Meaning of Gay-Lussac's law in English:

Gay-Lussac's law

Pronunciation /ɡeɪˈluːsaks/


  • A law stating that the volumes of gases undergoing a reaction at constant pressure and temperature are in a simple ratio to each other and to that of the product.

    ‘Charles' law also is known as Gay-Lussac's law and the constant pressure law.’
    • ‘This important elaboration came to be known as Gay-Lussac's law of combining volumes.’
    • ‘This law provides an explanation for why Gay-Lussac's law of combining volumes works.’
    • ‘If this was the right formula for water, then both Gay-Lussac's law of combining volumes and Lavoisier's law of conservation of mass could not be right.’
    • ‘Today, Gay-Lussac's law is stated as follows: The ratio of the volumes of gases consumed or produced in a chemical reaction is equal to the ratio of simple whole numbers.’

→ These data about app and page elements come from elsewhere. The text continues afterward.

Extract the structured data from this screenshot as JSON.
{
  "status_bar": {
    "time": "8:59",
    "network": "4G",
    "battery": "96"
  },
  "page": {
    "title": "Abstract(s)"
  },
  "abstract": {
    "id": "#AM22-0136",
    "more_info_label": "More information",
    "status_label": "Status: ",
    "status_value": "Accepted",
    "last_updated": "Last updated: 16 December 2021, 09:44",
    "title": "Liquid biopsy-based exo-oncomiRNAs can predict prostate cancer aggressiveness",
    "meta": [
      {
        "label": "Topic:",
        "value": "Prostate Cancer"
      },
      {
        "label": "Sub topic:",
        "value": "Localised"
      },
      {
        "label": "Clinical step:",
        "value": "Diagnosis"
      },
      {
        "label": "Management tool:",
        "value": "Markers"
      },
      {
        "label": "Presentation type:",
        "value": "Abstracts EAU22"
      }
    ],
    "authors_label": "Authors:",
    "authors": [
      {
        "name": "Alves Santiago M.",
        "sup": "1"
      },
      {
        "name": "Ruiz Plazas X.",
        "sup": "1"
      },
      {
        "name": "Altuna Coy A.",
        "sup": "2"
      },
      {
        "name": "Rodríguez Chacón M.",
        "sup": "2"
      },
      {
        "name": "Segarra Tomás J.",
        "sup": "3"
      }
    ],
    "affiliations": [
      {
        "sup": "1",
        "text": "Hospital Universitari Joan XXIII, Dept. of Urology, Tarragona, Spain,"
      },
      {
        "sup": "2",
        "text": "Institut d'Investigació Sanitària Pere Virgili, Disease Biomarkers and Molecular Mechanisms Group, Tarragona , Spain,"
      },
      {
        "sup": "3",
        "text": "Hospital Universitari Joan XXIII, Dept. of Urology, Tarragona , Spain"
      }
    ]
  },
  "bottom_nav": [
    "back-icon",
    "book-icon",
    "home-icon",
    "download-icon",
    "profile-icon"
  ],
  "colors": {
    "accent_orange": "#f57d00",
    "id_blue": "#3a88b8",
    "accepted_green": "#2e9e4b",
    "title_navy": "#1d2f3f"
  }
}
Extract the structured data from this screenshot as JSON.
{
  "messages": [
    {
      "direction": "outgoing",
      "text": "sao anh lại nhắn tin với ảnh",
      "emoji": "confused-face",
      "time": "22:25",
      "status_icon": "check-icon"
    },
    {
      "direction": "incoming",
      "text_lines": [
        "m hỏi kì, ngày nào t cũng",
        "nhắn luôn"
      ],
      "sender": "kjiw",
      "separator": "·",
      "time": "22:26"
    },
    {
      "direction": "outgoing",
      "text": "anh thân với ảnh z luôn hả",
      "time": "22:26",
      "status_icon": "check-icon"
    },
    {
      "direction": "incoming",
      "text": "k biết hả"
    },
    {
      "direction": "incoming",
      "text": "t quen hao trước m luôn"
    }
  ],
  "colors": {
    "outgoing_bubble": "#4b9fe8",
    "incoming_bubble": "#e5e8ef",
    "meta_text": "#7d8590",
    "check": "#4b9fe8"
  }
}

Early 19th century named after Joseph L. Gay-Lussac (1778–1850), French chemist and physicist.